Data to use START

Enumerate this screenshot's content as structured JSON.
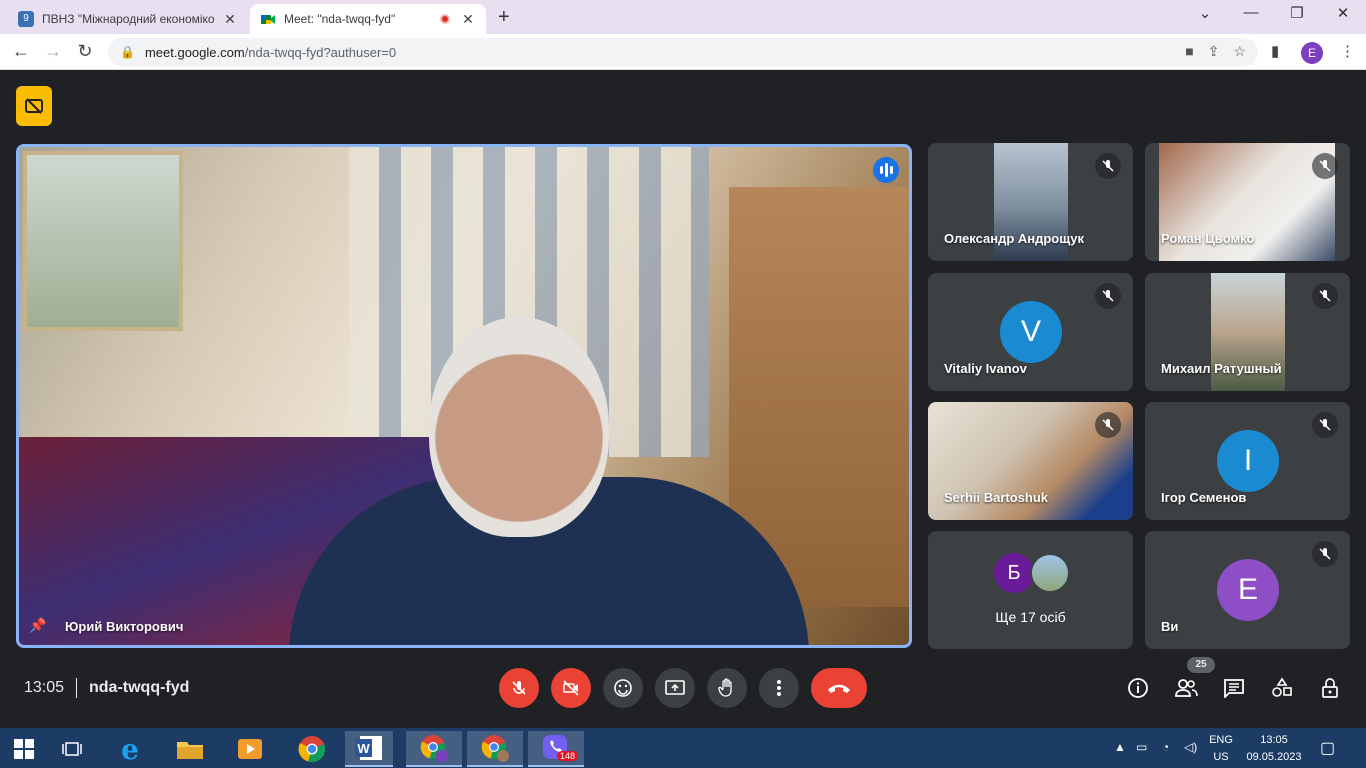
{
  "browser": {
    "tabs": [
      {
        "title": "ПВНЗ \"Міжнародний економіко",
        "favicon_color": "#3b6fb6",
        "favicon_label": "9"
      },
      {
        "title": "Meet: \"nda-twqq-fyd\"",
        "favicon_color": "#00832d"
      }
    ],
    "url_host": "meet.google.com",
    "url_path": "/nda-twqq-fyd?authuser=0",
    "profile_initial": "E"
  },
  "meet": {
    "main_speaker": "Юрий Викторович",
    "meeting_code": "nda-twqq-fyd",
    "time": "13:05",
    "participant_count": "25",
    "participants": [
      {
        "name": "Олександр Андрощук",
        "type": "video"
      },
      {
        "name": "Роман Цьомко",
        "type": "video"
      },
      {
        "name": "Vitaliy Ivanov",
        "type": "avatar",
        "initial": "V",
        "color": "#1a8bd1"
      },
      {
        "name": "Михаил Ратушный",
        "type": "video"
      },
      {
        "name": "Serhii Bartoshuk",
        "type": "video"
      },
      {
        "name": "Ігор Семенов",
        "type": "avatar",
        "initial": "I",
        "color": "#1a8bd1"
      },
      {
        "name": "Ви",
        "type": "avatar",
        "initial": "E",
        "color": "#8e4ec6"
      }
    ],
    "others_label": "Ще 17 осіб",
    "others_initial": "Б",
    "others_color": "#6a1b9a",
    "accent": "#8ab4f8",
    "danger": "#ea4335"
  },
  "taskbar": {
    "lang_top": "ENG",
    "lang_bottom": "US",
    "time": "13:05",
    "date": "09.05.2023",
    "viber_badge": "148"
  }
}
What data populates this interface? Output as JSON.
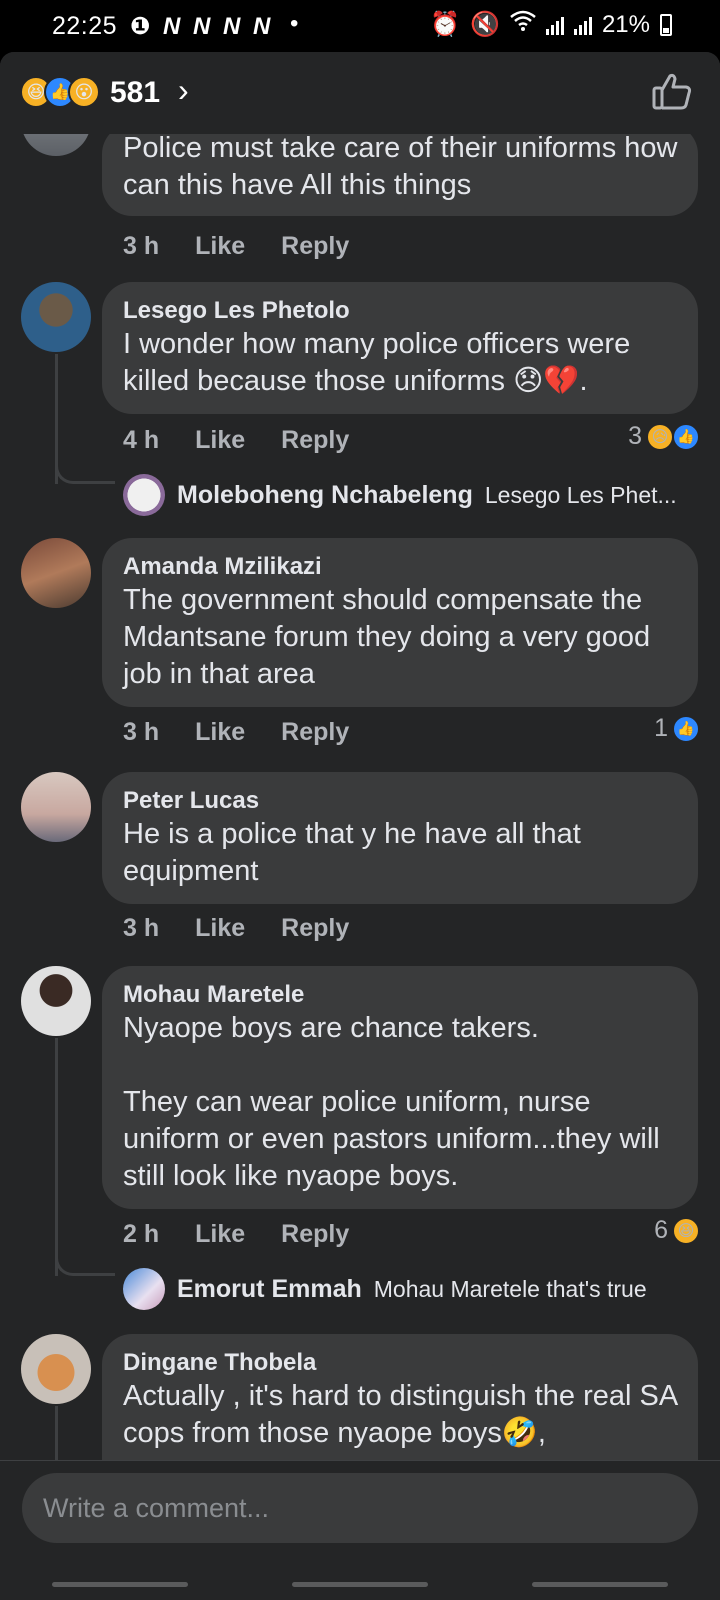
{
  "status_bar": {
    "time": "22:25",
    "notifications": "❶ N N N N",
    "dot": "•",
    "battery": "21%"
  },
  "header": {
    "reactions": [
      "haha-icon",
      "like-icon",
      "wow-icon"
    ],
    "count": "581",
    "chevron": "›"
  },
  "comments": [
    {
      "id": "c0",
      "name": "",
      "text": "Police must take care of their uniforms how can this have All this things",
      "time": "3 h",
      "like": "Like",
      "reply": "Reply"
    },
    {
      "id": "c1",
      "name": "Lesego Les Phetolo",
      "text": "I wonder how many police officers were killed because those uniforms 😞💔.",
      "time": "4 h",
      "like": "Like",
      "reply": "Reply",
      "reaction_count": "3",
      "reply_preview": {
        "name": "Moleboheng Nchabeleng",
        "text": "Lesego Les Phet..."
      }
    },
    {
      "id": "c2",
      "name": "Amanda Mzilikazi",
      "text": "The government should compensate the Mdantsane forum they doing a very good job in that area",
      "time": "3 h",
      "like": "Like",
      "reply": "Reply",
      "reaction_count": "1"
    },
    {
      "id": "c3",
      "name": "Peter Lucas",
      "text": "He is a police that y he have all that equipment",
      "time": "3 h",
      "like": "Like",
      "reply": "Reply"
    },
    {
      "id": "c4",
      "name": "Mohau Maretele",
      "text": "Nyaope boys are chance takers.\n\nThey can wear police uniform, nurse uniform or even pastors uniform...they will still look like nyaope boys.",
      "time": "2 h",
      "like": "Like",
      "reply": "Reply",
      "reaction_count": "6",
      "reply_preview": {
        "name": "Emorut Emmah",
        "text": "Mohau Maretele that's true"
      }
    },
    {
      "id": "c5",
      "name": "Dingane Thobela",
      "text": "Actually , it's hard to distinguish the real SA cops from those nyaope boys🤣,",
      "time": "",
      "like": "",
      "reply": ""
    }
  ],
  "composer": {
    "placeholder": "Write a comment..."
  },
  "colors": {
    "background": "#242526",
    "bubble": "#3a3b3c",
    "text": "#e4e6eb",
    "muted": "#b0b3b8",
    "like_blue": "#2d88ff",
    "emoji_yellow": "#f7b125"
  }
}
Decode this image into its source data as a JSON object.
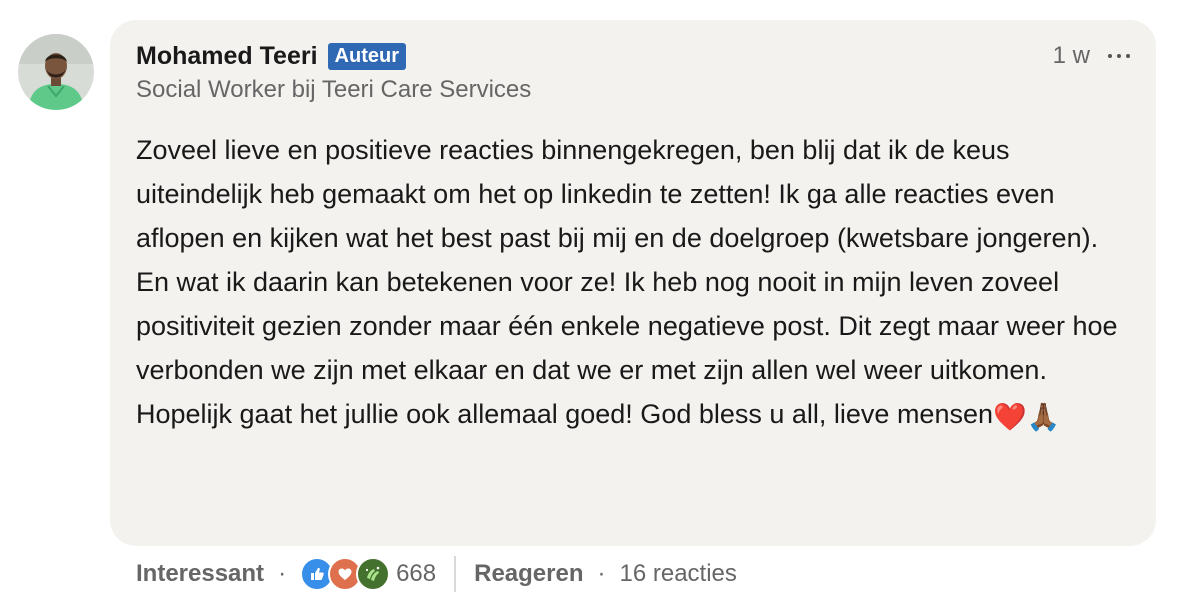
{
  "comment": {
    "author": {
      "name": "Mohamed Teeri",
      "badge": "Auteur",
      "headline": "Social Worker bij Teeri Care Services"
    },
    "timestamp": "1 w",
    "more_icon": "ellipsis-icon",
    "text": "Zoveel lieve en positieve reacties binnengekregen, ben blij dat ik de keus uiteindelijk heb gemaakt om het op linkedin te zetten! Ik ga alle reacties even aflopen en kijken wat het best past bij mij en de doelgroep (kwetsbare jongeren). En wat ik daarin kan betekenen voor ze! Ik heb nog nooit in mijn leven zoveel positiviteit gezien zonder maar één enkele negatieve post. Dit zegt maar weer hoe verbonden we zijn met elkaar en dat we er met zijn allen wel weer uitkomen. Hopelijk gaat het jullie ook allemaal goed! God bless u all, lieve mensen",
    "text_emojis": [
      "❤️",
      "🙏🏾"
    ]
  },
  "actions": {
    "react_label": "Interessant",
    "separator": "·",
    "reaction_icons": [
      "like-icon",
      "love-icon",
      "celebrate-icon"
    ],
    "reaction_count": "668",
    "reply_label": "Reageren",
    "reply_count": "16 reacties"
  },
  "colors": {
    "bubble_bg": "#f3f2ef",
    "badge_bg": "#2f68b3",
    "like": "#378fe9",
    "love": "#df704d",
    "celebrate": "#44712e"
  }
}
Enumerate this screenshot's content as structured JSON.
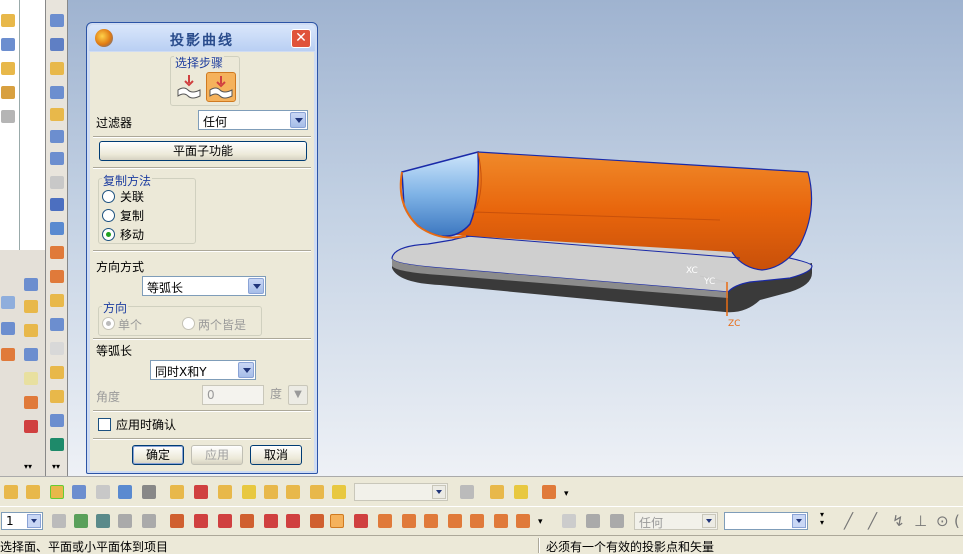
{
  "dialog": {
    "title": "投影曲线",
    "close_label": "✕",
    "select_steps_label": "选择步骤",
    "filter_label": "过滤器",
    "filter_value": "任何",
    "plane_subfunction_button": "平面子功能",
    "copy_method": {
      "label": "复制方法",
      "options": [
        "关联",
        "复制",
        "移动"
      ],
      "selected": "移动"
    },
    "direction_mode_label": "方向方式",
    "direction_mode_value": "等弧长",
    "direction": {
      "label": "方向",
      "options": [
        "单个",
        "两个皆是"
      ],
      "selected": "单个"
    },
    "arc_length_label": "等弧长",
    "arc_length_value": "同时X和Y",
    "angle_label": "角度",
    "angle_value": "0",
    "angle_unit": "度",
    "confirm_on_apply_label": "应用时确认",
    "ok_button": "确定",
    "apply_button": "应用",
    "cancel_button": "取消"
  },
  "viewport": {
    "axis_labels": {
      "xc": "XC",
      "yc": "YC",
      "zc": "ZC"
    },
    "colors": {
      "surface": "#e86c14",
      "edge": "#1a2aa8",
      "base": "#3a3a3a"
    }
  },
  "toolbar": {
    "filter_combo_value": "任何",
    "layer_combo_value": "1"
  },
  "status": {
    "left_text": "选择面、平面或小平面体到项目",
    "right_text": "必须有一个有效的投影点和矢量"
  }
}
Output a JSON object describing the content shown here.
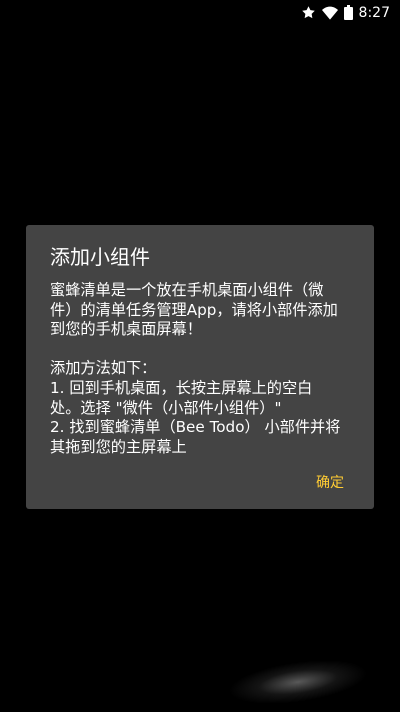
{
  "status_bar": {
    "time": "8:27",
    "icons": [
      "star-icon",
      "wifi-icon",
      "battery-icon"
    ]
  },
  "dialog": {
    "title": "添加小组件",
    "body_lines": [
      "蜜蜂清单是一个放在手机桌面小组件（微",
      "件）的清单任务管理App，请将小部件添加",
      "到您的手机桌面屏幕！",
      "",
      "添加方法如下：",
      "1. 回到手机桌面，长按主屏幕上的空白",
      "处。选择 \"微件（小部件小组件）\"",
      "2. 找到蜜蜂清单（Bee Todo） 小部件并将",
      "其拖到您的主屏幕上"
    ],
    "confirm_label": "确定"
  },
  "colors": {
    "background": "#000000",
    "dialog_background": "#444444",
    "accent": "#ffcc33",
    "text": "#ffffff"
  }
}
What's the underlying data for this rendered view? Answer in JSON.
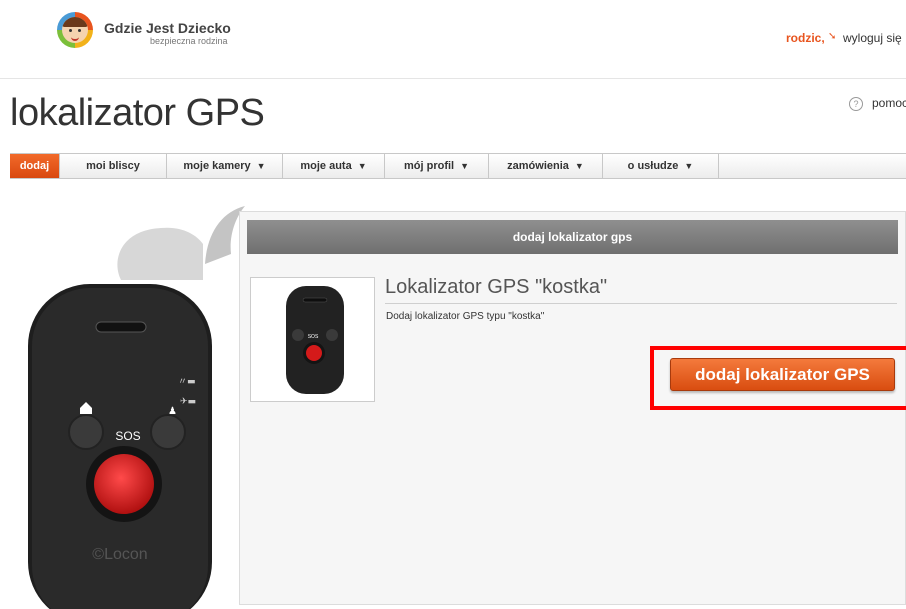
{
  "header": {
    "logo_title": "Gdzie Jest Dziecko",
    "logo_subtitle": "bezpieczna rodzina",
    "user_label": "rodzic,",
    "logout_label": "wyloguj się"
  },
  "page": {
    "title": "lokalizator GPS",
    "help_label": "pomoc",
    "help_icon_glyph": "?"
  },
  "nav": {
    "items": [
      {
        "label": "dodaj",
        "active": true,
        "dropdown": false
      },
      {
        "label": "moi bliscy",
        "active": false,
        "dropdown": false
      },
      {
        "label": "moje kamery",
        "active": false,
        "dropdown": true
      },
      {
        "label": "moje auta",
        "active": false,
        "dropdown": true
      },
      {
        "label": "mój profil",
        "active": false,
        "dropdown": true
      },
      {
        "label": "zamówienia",
        "active": false,
        "dropdown": true
      },
      {
        "label": "o usłudze",
        "active": false,
        "dropdown": true
      }
    ],
    "caret_glyph": "▼"
  },
  "device": {
    "sos_label": "SOS",
    "brand": "©Locon"
  },
  "panel": {
    "header": "dodaj lokalizator gps",
    "product_title": "Lokalizator GPS \"kostka\"",
    "product_desc": "Dodaj lokalizator GPS typu \"kostka\"",
    "add_button": "dodaj lokalizator GPS"
  },
  "colors": {
    "accent": "#e8541e",
    "highlight": "#ff0000",
    "panel_header": "#7a7a7a"
  }
}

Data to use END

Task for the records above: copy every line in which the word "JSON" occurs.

Enumerate this screenshot's content as structured JSON.
What data populates this interface? Output as JSON.
Decode this image into its source data as a JSON object.
Enumerate this screenshot's content as structured JSON.
Output a JSON object describing the content shown here.
What's the underlying data for this rendered view? Answer in JSON.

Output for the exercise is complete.